After a full day of work either on the job or at home, most parents look forward to an evening with some time to unwind. Yes, there will be dinner and dishes, but if you have children in the mix, you’ll have to add in all that goes along with getting those little ones into bed and keeping them still enough for the sleep dust to take effect.
When we only had two children, things were a little more flexible in our home. In fact, it took us a long time to actually have a set bedtime for our boys. Both my husband and I would focus our efforts after dinner to complete projects, and we would continue in that mode until one of us would notice how late it was. Then we would negotiate about who should be on kid duty that night.
Once we added a few more children to our tribe, we became a little more pointed about establishing habits for the bedtime process so that our night would not be ambushed. Through trial and error, we were able to come up with some guidelines that created less stress for the bedtime routine.
- Watch the daytime schedule. With little ones, you may be setting yourself up for failure if you let your children sleep whenever they want. Depending on your child’s age, need for sleep, and his daytime routine, consider shortening that afternoon nap or at least make sure it’s not extending too close to the dinner hour. When your children don’t nap anymore, just be sure they are getting some outside or active time during the day so they are ready for sleep at a reasonable hour. On the other hand, not giving them naps that they need can also push them past the point and make it difficult to get them to settle down. As my daughter-in-law describes it, “Sleep produces sleep.” Don’t be fooled—skipping naps and keeping your kids up later is not going to make them sleep in the next morning! Being short on sleep just makes children tired and less apt to rest. When children are getting enough shut-eye, it makes them sleep sounder.
Have a consistent routine. This begins with having a set bedtime that the child is aware of and will not be arguing about every night. Consistency produces security because of the boundary it provides. Start the procedure about thirty minutes before the actual bedtime. Make sure the child has an opportunity to brush his teeth, get a drink, go to the bathroom—all the usual items that if not done beforehand result in “call backs.” There should also be time available for the child to share his day with you, have a simple back rub, and read a story. The more time you use to prepare your child for sleep, the less chance you’ll hear from him after you’ve shut out the lights.
Reinforce the bedtime routine. Especially when children are younger and just becoming acclimated to a bedtime routine (like when they have recently been switched from a crib to a big bed), this is an opportunity to reward them for staying in their bed. Consequences can come later if the rewards are not effective, but start out being positive and recognizing your child’s choice to cooperate with the routine. We like to reinforce when a child has “no call backs” and stays in bed after lights out. Even if a young child cannot understand the logic involved, he will respond to a reward. Recently, we’ve used quarters for emphasizing the importance of our grandchildren staying put after we’ve said goodnight. A quarter or two are set by their bedside, and if we are called back to their room, we take the quarter. A simple plan, but very effective.
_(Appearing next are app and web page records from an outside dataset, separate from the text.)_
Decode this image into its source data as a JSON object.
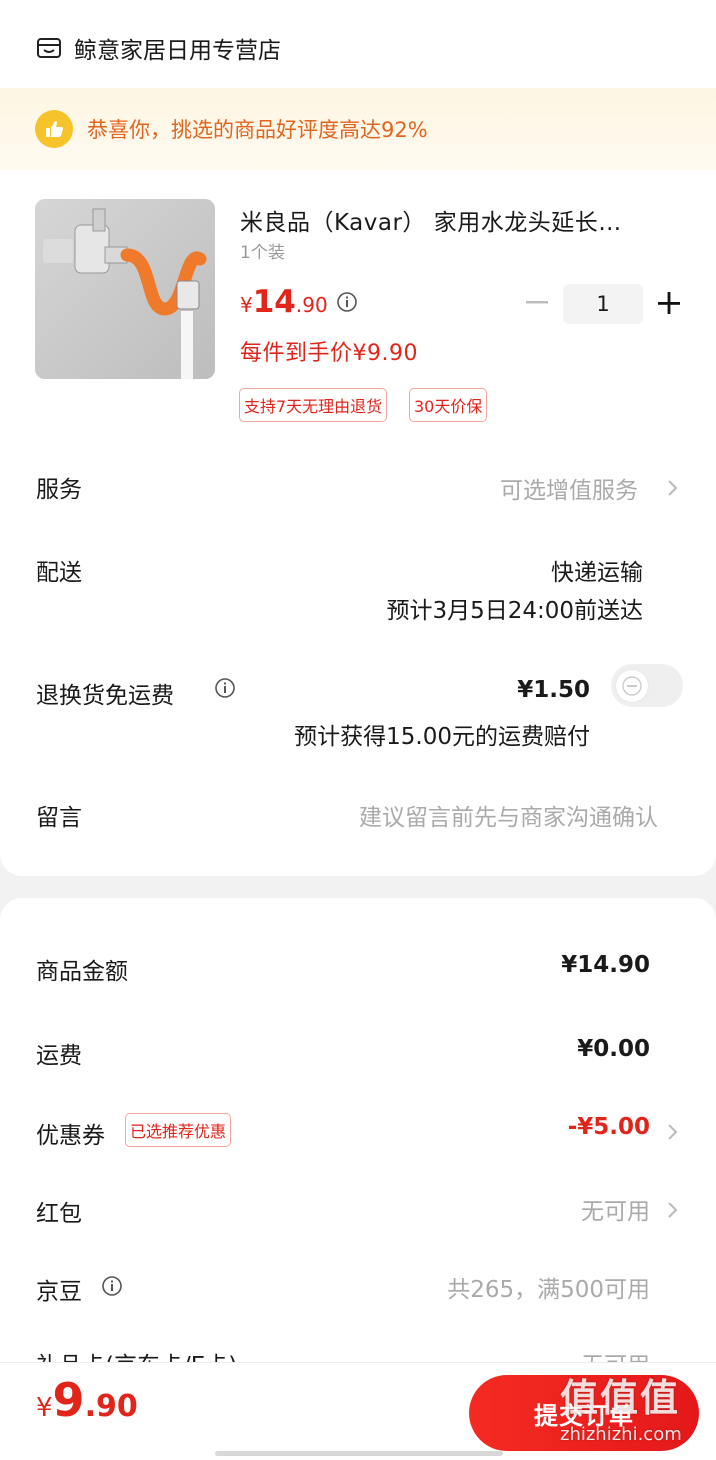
{
  "store": {
    "name": "鲸意家居日用专营店",
    "icon": "store-icon"
  },
  "banner": {
    "text": "恭喜你，挑选的商品好评度高达92%",
    "icon": "thumbs-up-icon"
  },
  "product": {
    "title": "米良品（Kavar） 家用水龙头延长…",
    "spec": "1个装",
    "price_currency": "¥",
    "price_int": "14",
    "price_dec": ".90",
    "hand_price": "每件到手价¥9.90",
    "tags": [
      "支持7天无理由退货",
      "30天价保"
    ],
    "quantity": "1"
  },
  "service": {
    "label": "服务",
    "value": "可选增值服务"
  },
  "delivery": {
    "label": "配送",
    "method": "快递运输",
    "eta": "预计3月5日24:00前送达"
  },
  "return_insurance": {
    "label": "退换货免运费",
    "price": "¥1.50",
    "note": "预计获得15.00元的运费赔付",
    "enabled": false
  },
  "message": {
    "label": "留言",
    "placeholder": "建议留言前先与商家沟通确认"
  },
  "summary": {
    "goods_amount_label": "商品金额",
    "goods_amount": "¥14.90",
    "shipping_label": "运费",
    "shipping": "¥0.00",
    "coupon_label": "优惠券",
    "coupon_badge": "已选推荐优惠",
    "coupon_value": "-¥5.00",
    "redpacket_label": "红包",
    "redpacket_value": "无可用",
    "jingdou_label": "京豆",
    "jingdou_value": "共265，满500可用",
    "giftcard_label": "礼品卡(京东卡/E卡)",
    "giftcard_value": "无可用"
  },
  "footer": {
    "total_currency": "¥",
    "total_int": "9",
    "total_dec": ".90",
    "submit_label": "提交订单"
  },
  "watermark": {
    "main": "值值值",
    "sub": "zhizhizhi.com"
  },
  "colors": {
    "accent": "#e1251b",
    "banner_text": "#e2651f",
    "banner_bg": "#fdf6e3",
    "hose": "#f07a2c"
  }
}
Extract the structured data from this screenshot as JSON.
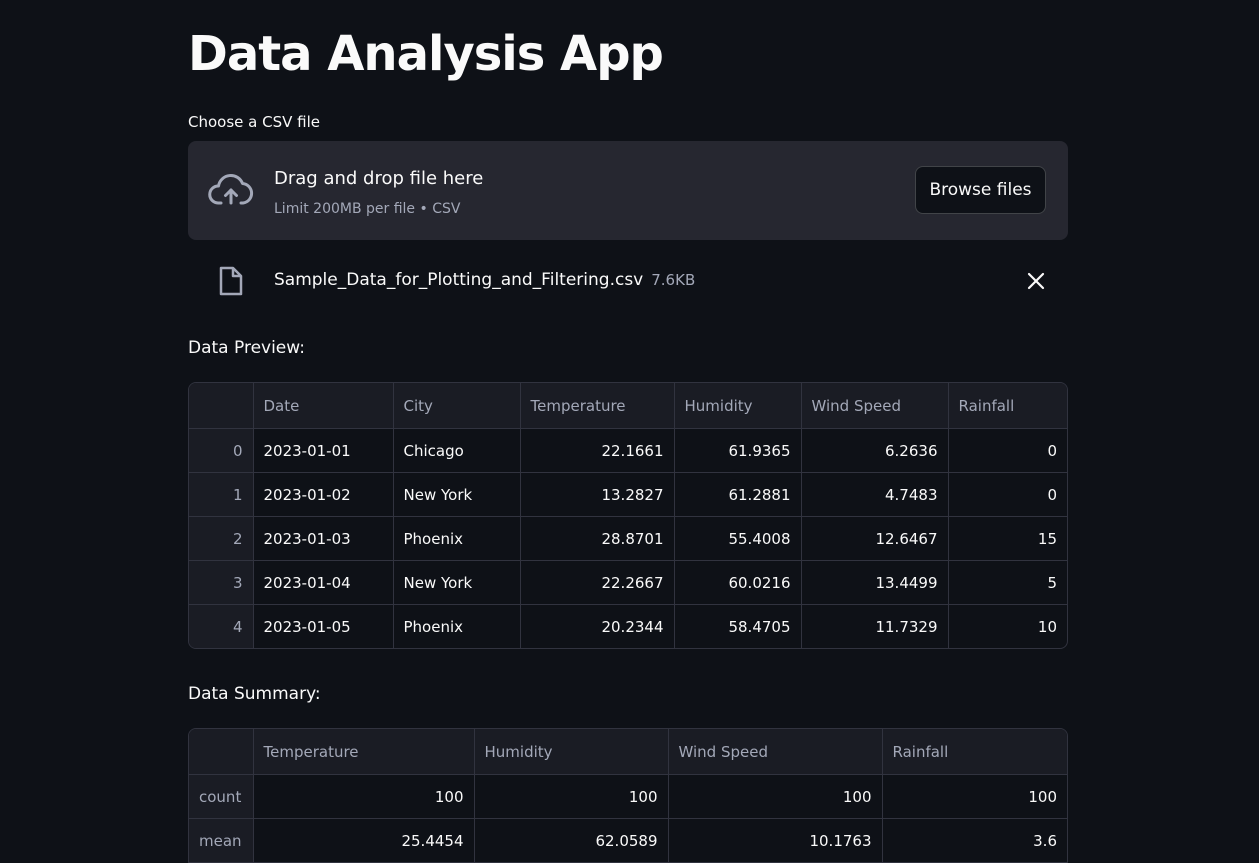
{
  "app": {
    "title": "Data Analysis App"
  },
  "uploader": {
    "label": "Choose a CSV file",
    "drop_text": "Drag and drop file here",
    "limit_text": "Limit 200MB per file • CSV",
    "browse_label": "Browse files",
    "upload_icon": "cloud-upload-icon"
  },
  "uploaded_file": {
    "name": "Sample_Data_for_Plotting_and_Filtering.csv",
    "size": "7.6KB",
    "file_icon": "file-icon",
    "remove_icon": "close-icon"
  },
  "preview": {
    "label": "Data Preview:",
    "columns": [
      "",
      "Date",
      "City",
      "Temperature",
      "Humidity",
      "Wind Speed",
      "Rainfall"
    ],
    "rows": [
      [
        "0",
        "2023-01-01",
        "Chicago",
        "22.1661",
        "61.9365",
        "6.2636",
        "0"
      ],
      [
        "1",
        "2023-01-02",
        "New York",
        "13.2827",
        "61.2881",
        "4.7483",
        "0"
      ],
      [
        "2",
        "2023-01-03",
        "Phoenix",
        "28.8701",
        "55.4008",
        "12.6467",
        "15"
      ],
      [
        "3",
        "2023-01-04",
        "New York",
        "22.2667",
        "60.0216",
        "13.4499",
        "5"
      ],
      [
        "4",
        "2023-01-05",
        "Phoenix",
        "20.2344",
        "58.4705",
        "11.7329",
        "10"
      ]
    ]
  },
  "summary": {
    "label": "Data Summary:",
    "columns": [
      "",
      "Temperature",
      "Humidity",
      "Wind Speed",
      "Rainfall"
    ],
    "rows": [
      [
        "count",
        "100",
        "100",
        "100",
        "100"
      ],
      [
        "mean",
        "25.4454",
        "62.0589",
        "10.1763",
        "3.6"
      ]
    ]
  },
  "theme": {
    "background": "#0e1117",
    "surface": "#262730",
    "header_bg": "#1a1c24",
    "border": "#31333f",
    "text": "#fafafa",
    "muted_text": "#a3a8b8"
  }
}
The same can be used to train them to stay in bed in the morning until Mom or Dad comes to wake them. Quarters, stars, bonus points all are great ways to build motivation for the child to make the right choice.
At the end of the day, having a few minutes to talk undistracted with your spouse can produce many benefits in your marriage. But in order to do that, you’ve got to have a predictable process to putting your children to bed. Follow a few of these hints, and you will find space in your schedule again—some discretionary time which will be a breath of fresh air as well as give you the recharge time that every parent deserves.
Question: How have you lessened the stress in putting your kids to bed? Share your answer in the comments below.